WHAT YOU WILL DO —
Please find the lines in the entries below that contain the word "JSON", and copy each one.

[Data about app and page elements]
━━━━━━━━━━━━━━━━

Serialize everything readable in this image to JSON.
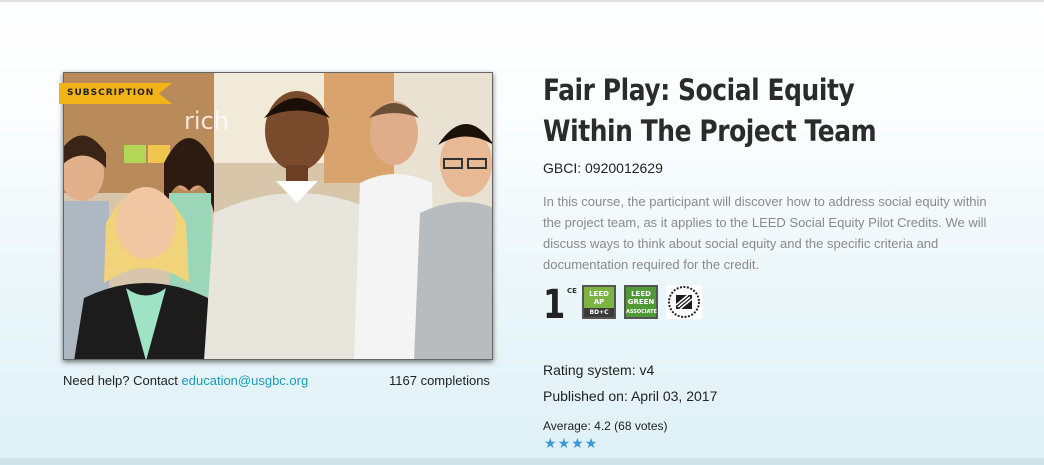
{
  "course": {
    "badge": "SUBSCRIPTION",
    "title": "Fair Play: Social Equity Within The Project Team",
    "gbci": "GBCI: 0920012629",
    "description": "In this course, the participant will discover how to address social equity within the project team, as it applies to the LEED Social Equity Pilot Credits. We will discuss ways to think about social equity and the specific criteria and documentation required for the credit.",
    "image_text": "rich",
    "image_icon": "group-photo"
  },
  "help": {
    "prefix": "Need help? Contact ",
    "email": "education@usgbc.org"
  },
  "completions": "1167 completions",
  "credits": {
    "ce_hours": "1",
    "ce_label": "CE",
    "badges": [
      {
        "name": "leed-ap-bdc-badge",
        "line1": "LEED",
        "line2": "AP",
        "sub": "BD+C",
        "color": "#7cb342"
      },
      {
        "name": "leed-green-associate-badge",
        "line1": "LEED",
        "line2": "GREEN",
        "sub": "ASSOCIATE",
        "color": "#4f9a37"
      }
    ],
    "cert_icon": "certification-seal-icon"
  },
  "details": {
    "rating_system": "Rating system: v4",
    "published": "Published on: April 03, 2017",
    "average": "Average: 4.2 (68 votes)",
    "rating_value": 4.2,
    "rating_max": 5
  },
  "colors": {
    "accent": "#1a9bb8",
    "badge": "#f2b318",
    "star": "#3a98d6"
  }
}
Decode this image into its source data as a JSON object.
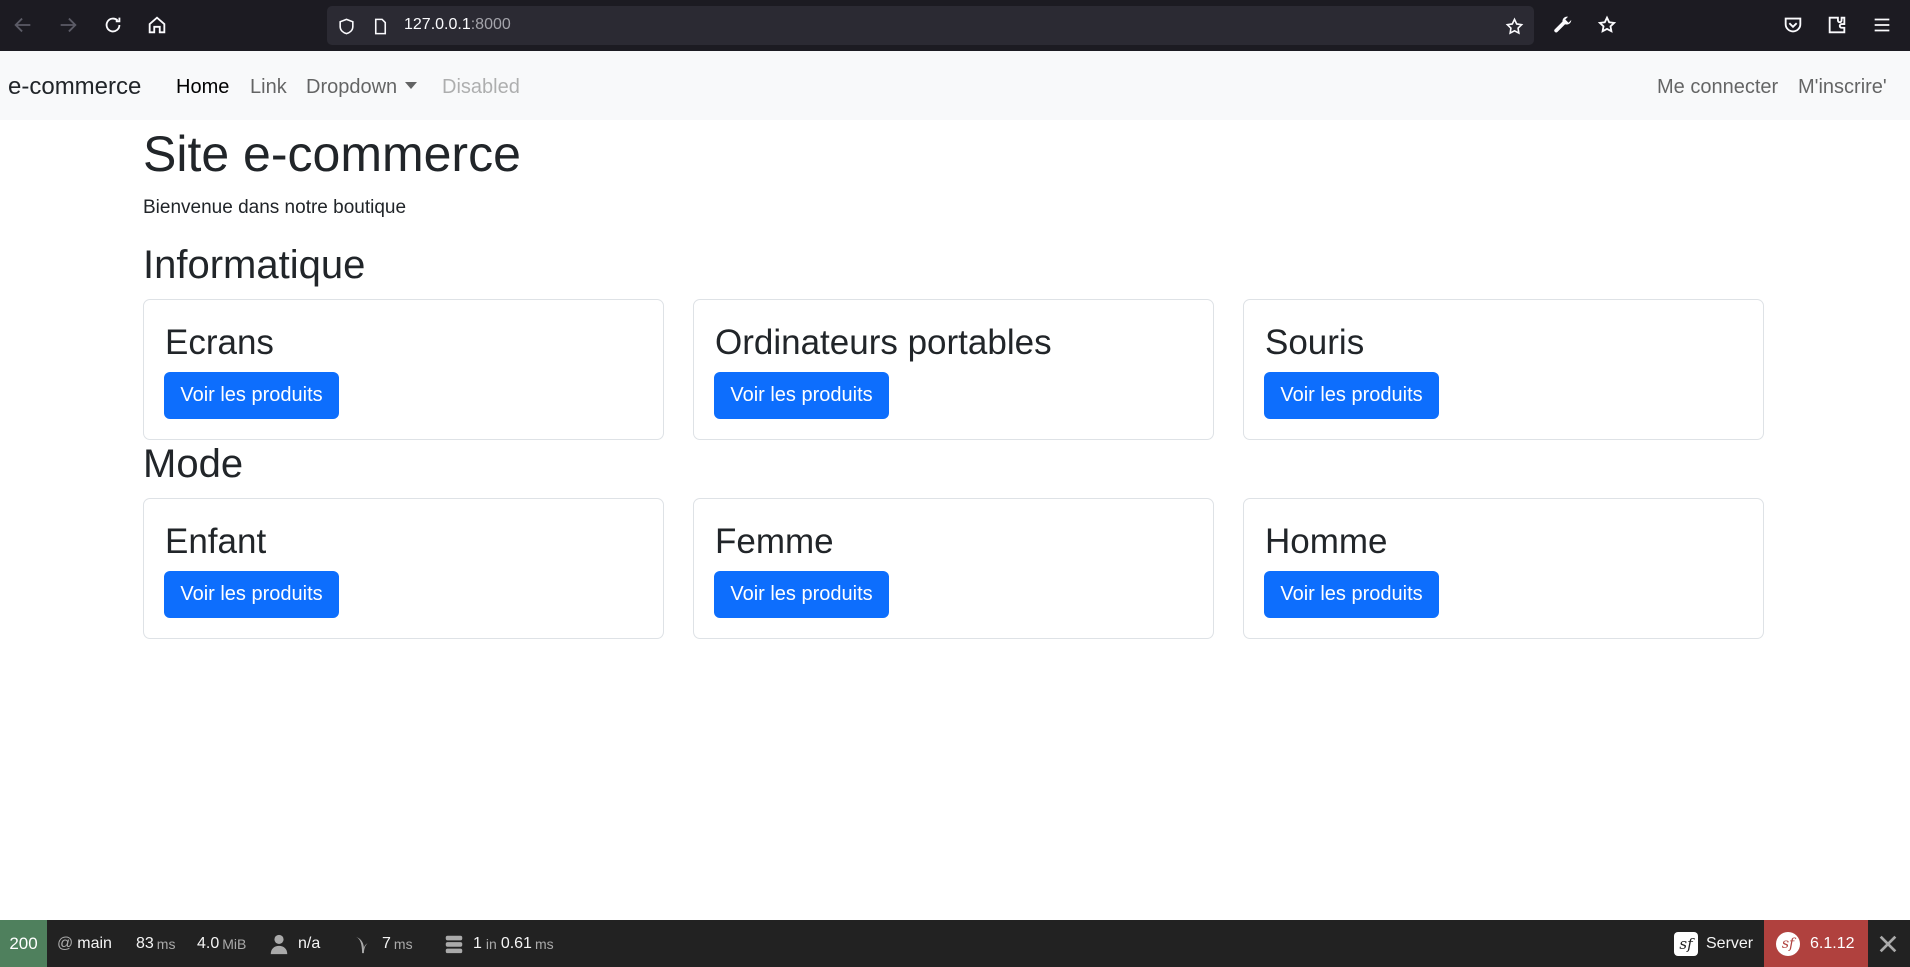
{
  "browser": {
    "url_host": "127.0.0.1",
    "url_port": ":8000"
  },
  "navbar": {
    "brand": "e-commerce",
    "links": [
      {
        "label": "Home"
      },
      {
        "label": "Link"
      },
      {
        "label": "Dropdown"
      },
      {
        "label": "Disabled"
      }
    ],
    "right_links": [
      {
        "label": "Me connecter"
      },
      {
        "label": "M'inscrire'"
      }
    ]
  },
  "main": {
    "title": "Site e-commerce",
    "subtitle": "Bienvenue dans notre boutique",
    "sections": [
      {
        "title": "Informatique",
        "cards": [
          {
            "title": "Ecrans",
            "button": "Voir les produits"
          },
          {
            "title": "Ordinateurs portables",
            "button": "Voir les produits"
          },
          {
            "title": "Souris",
            "button": "Voir les produits"
          }
        ]
      },
      {
        "title": "Mode",
        "cards": [
          {
            "title": "Enfant",
            "button": "Voir les produits"
          },
          {
            "title": "Femme",
            "button": "Voir les produits"
          },
          {
            "title": "Homme",
            "button": "Voir les produits"
          }
        ]
      }
    ]
  },
  "toolbar": {
    "status_code": "200",
    "route_at": "@",
    "route": "main",
    "time_value": "83",
    "time_unit": "ms",
    "memory_value": "4.0",
    "memory_unit": "MiB",
    "user": "n/a",
    "twig_value": "7",
    "twig_unit": "ms",
    "db_queries": "1",
    "db_in": "in",
    "db_time": "0.61",
    "db_unit": "ms",
    "server_label": "Server",
    "version": "6.1.12"
  },
  "colors": {
    "primary": "#0d6efd",
    "status_ok": "#4f805d",
    "version_bg": "#b0413e"
  }
}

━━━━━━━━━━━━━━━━

EXERCISE OUTPUT —
Serialize everything readable in this image to JSON.
Decode this image into its source data as a JSON object.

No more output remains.